■ Required action ■
Repeat each record exactly, skipping the pictures.

■ Material supplied ■
————————

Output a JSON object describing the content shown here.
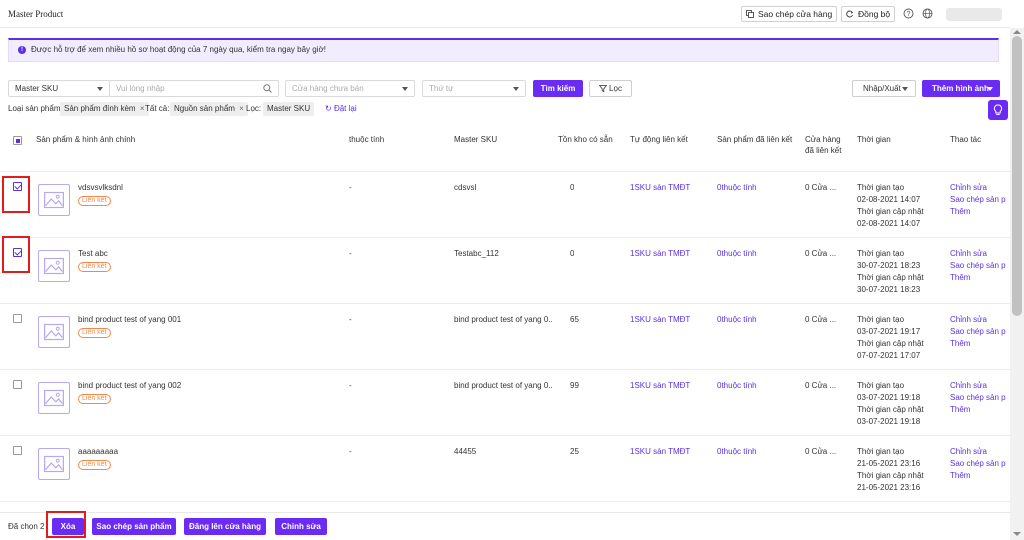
{
  "header": {
    "title": "Master Product",
    "copy_store_label": "Sao chép cửa hàng",
    "sync_label": "Đồng bộ"
  },
  "notice": {
    "text": "Được hỗ trợ để xem nhiều hồ sơ hoạt động của 7 ngày qua, kiểm tra ngay bây giờ!"
  },
  "filters": {
    "search_type": "Master SKU",
    "search_placeholder": "Vui lòng nhập",
    "store_placeholder": "Cửa hàng chưa bán",
    "order_placeholder": "Thứ tự",
    "search_button": "Tìm kiếm",
    "filter_button": "Lọc",
    "import_export": "Nhập/Xuất",
    "add_image": "Thêm hình ảnh"
  },
  "active_filters": {
    "type_label": "Loại sản phẩm:",
    "type_value": "Sản phẩm đính kèm",
    "all_label": "Tất cả:",
    "all_value": "Nguồn sản phẩm",
    "filter_label": "Lọc:",
    "filter_value": "Master SKU",
    "reset_label": "Đặt lại"
  },
  "table": {
    "columns": [
      "Sản phẩm & hình ảnh chính",
      "thuộc tính",
      "Master SKU",
      "Tồn kho có sẵn",
      "Tự động liên kết",
      "Sản phẩm đã liên kết",
      "Cửa hàng đã liên kết",
      "Thời gian",
      "Thao tác"
    ],
    "rows": [
      {
        "name": "vdsvsvlksdnl",
        "badge": "Liên kết",
        "attr": "-",
        "sku": "cdsvsl",
        "stock": "0",
        "auto": "1SKU sàn TMĐT",
        "linked": "0thuộc tính",
        "store": "0 Cửa ...",
        "created_label": "Thời gian tạo",
        "created": "02-08-2021 14:07",
        "updated_label": "Thời gian cập nhật",
        "updated": "02-08-2021 14:07",
        "act1": "Chỉnh sửa",
        "act2": "Sao chép sản p",
        "act3": "Thêm",
        "checked": true
      },
      {
        "name": "Test abc",
        "badge": "Liên kết",
        "attr": "-",
        "sku": "Testabc_112",
        "stock": "0",
        "auto": "1SKU sàn TMĐT",
        "linked": "0thuộc tính",
        "store": "0 Cửa ...",
        "created_label": "Thời gian tạo",
        "created": "30-07-2021 18:23",
        "updated_label": "Thời gian cập nhật",
        "updated": "30-07-2021 18:23",
        "act1": "Chỉnh sửa",
        "act2": "Sao chép sản p",
        "act3": "Thêm",
        "checked": true
      },
      {
        "name": "bind product test of yang 001",
        "badge": "Liên kết",
        "attr": "-",
        "sku": "bind product test of yang 0...",
        "stock": "65",
        "auto": "1SKU sàn TMĐT",
        "linked": "0thuộc tính",
        "store": "0 Cửa ...",
        "created_label": "Thời gian tạo",
        "created": "03-07-2021 19:17",
        "updated_label": "Thời gian cập nhật",
        "updated": "07-07-2021 17:07",
        "act1": "Chỉnh sửa",
        "act2": "Sao chép sản p",
        "act3": "Thêm",
        "checked": false
      },
      {
        "name": "bind product test of yang 002",
        "badge": "Liên kết",
        "attr": "-",
        "sku": "bind product test of yang 0...",
        "stock": "99",
        "auto": "1SKU sàn TMĐT",
        "linked": "0thuộc tính",
        "store": "0 Cửa ...",
        "created_label": "Thời gian tạo",
        "created": "03-07-2021 19:18",
        "updated_label": "Thời gian cập nhật",
        "updated": "03-07-2021 19:18",
        "act1": "Chỉnh sửa",
        "act2": "Sao chép sản p",
        "act3": "Thêm",
        "checked": false
      },
      {
        "name": "aaaaaaaaa",
        "badge": "Liên kết",
        "attr": "-",
        "sku": "44455",
        "stock": "25",
        "auto": "1SKU sàn TMĐT",
        "linked": "0thuộc tính",
        "store": "0 Cửa ...",
        "created_label": "Thời gian tạo",
        "created": "21-05-2021 23:16",
        "updated_label": "Thời gian cập nhật",
        "updated": "21-05-2021 23:16",
        "act1": "Chỉnh sửa",
        "act2": "Sao chép sản p",
        "act3": "Thêm",
        "checked": false
      }
    ]
  },
  "bottom": {
    "selected_label": "Đã chọn 2",
    "delete": "Xóa",
    "copy_product": "Sao chép sản phẩm",
    "publish": "Đăng lên cửa hàng",
    "edit": "Chỉnh sửa"
  },
  "colors": {
    "accent": "#6a2cf5",
    "badge": "#f08a4b",
    "highlight": "#e21b1b"
  }
}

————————

■ Response ■
Output a JSON object describing the content shown here.
{
  "header": {
    "title": "Master Product",
    "copy_store_label": "Sao chép cửa hàng",
    "sync_label": "Đồng bộ"
  },
  "notice": {
    "text": "Được hỗ trợ để xem nhiều hồ sơ hoạt động của 7 ngày qua, kiểm tra ngay bây giờ!"
  },
  "filters": {
    "search_type": "Master SKU",
    "search_placeholder": "Vui lòng nhập",
    "store_placeholder": "Cửa hàng chưa bán",
    "order_placeholder": "Thứ tự",
    "search_button": "Tìm kiếm",
    "filter_button": "Lọc",
    "import_export": "Nhập/Xuất",
    "add_image": "Thêm hình ảnh"
  },
  "active_filters": {
    "type_label": "Loại sản phẩm:",
    "type_value": "Sản phẩm đính kèm",
    "all_label": "Tất cả:",
    "all_value": "Nguồn sản phẩm",
    "filter_label": "Lọc:",
    "filter_value": "Master SKU",
    "reset_label": "Đặt lại"
  },
  "table": {
    "columns": [
      "Sản phẩm & hình ảnh chính",
      "thuộc tính",
      "Master SKU",
      "Tồn kho có sẵn",
      "Tự động liên kết",
      "Sản phẩm đã liên kết",
      "Cửa hàng đã liên kết",
      "Thời gian",
      "Thao tác"
    ],
    "rows": [
      {
        "name": "vdsvsvlksdnl",
        "badge": "Liên kết",
        "attr": "-",
        "sku": "cdsvsl",
        "stock": "0",
        "auto": "1SKU sàn TMĐT",
        "linked": "0thuộc tính",
        "store": "0 Cửa ...",
        "created_label": "Thời gian tạo",
        "created": "02-08-2021 14:07",
        "updated_label": "Thời gian cập nhật",
        "updated": "02-08-2021 14:07",
        "act1": "Chỉnh sửa",
        "act2": "Sao chép sản p",
        "act3": "Thêm",
        "checked": true
      },
      {
        "name": "Test abc",
        "badge": "Liên kết",
        "attr": "-",
        "sku": "Testabc_112",
        "stock": "0",
        "auto": "1SKU sàn TMĐT",
        "linked": "0thuộc tính",
        "store": "0 Cửa ...",
        "created_label": "Thời gian tạo",
        "created": "30-07-2021 18:23",
        "updated_label": "Thời gian cập nhật",
        "updated": "30-07-2021 18:23",
        "act1": "Chỉnh sửa",
        "act2": "Sao chép sản p",
        "act3": "Thêm",
        "checked": true
      },
      {
        "name": "bind product test of yang 001",
        "badge": "Liên kết",
        "attr": "-",
        "sku": "bind product test of yang 0...",
        "stock": "65",
        "auto": "1SKU sàn TMĐT",
        "linked": "0thuộc tính",
        "store": "0 Cửa ...",
        "created_label": "Thời gian tạo",
        "created": "03-07-2021 19:17",
        "updated_label": "Thời gian cập nhật",
        "updated": "07-07-2021 17:07",
        "act1": "Chỉnh sửa",
        "act2": "Sao chép sản p",
        "act3": "Thêm",
        "checked": false
      },
      {
        "name": "bind product test of yang 002",
        "badge": "Liên kết",
        "attr": "-",
        "sku": "bind product test of yang 0...",
        "stock": "99",
        "auto": "1SKU sàn TMĐT",
        "linked": "0thuộc tính",
        "store": "0 Cửa ...",
        "created_label": "Thời gian tạo",
        "created": "03-07-2021 19:18",
        "updated_label": "Thời gian cập nhật",
        "updated": "03-07-2021 19:18",
        "act1": "Chỉnh sửa",
        "act2": "Sao chép sản p",
        "act3": "Thêm",
        "checked": false
      },
      {
        "name": "aaaaaaaaa",
        "badge": "Liên kết",
        "attr": "-",
        "sku": "44455",
        "stock": "25",
        "auto": "1SKU sàn TMĐT",
        "linked": "0thuộc tính",
        "store": "0 Cửa ...",
        "created_label": "Thời gian tạo",
        "created": "21-05-2021 23:16",
        "updated_label": "Thời gian cập nhật",
        "updated": "21-05-2021 23:16",
        "act1": "Chỉnh sửa",
        "act2": "Sao chép sản p",
        "act3": "Thêm",
        "checked": false
      }
    ]
  },
  "bottom": {
    "selected_label": "Đã chọn 2",
    "delete": "Xóa",
    "copy_product": "Sao chép sản phẩm",
    "publish": "Đăng lên cửa hàng",
    "edit": "Chỉnh sửa"
  },
  "colors": {
    "accent": "#6a2cf5",
    "badge": "#f08a4b",
    "highlight": "#e21b1b"
  }
}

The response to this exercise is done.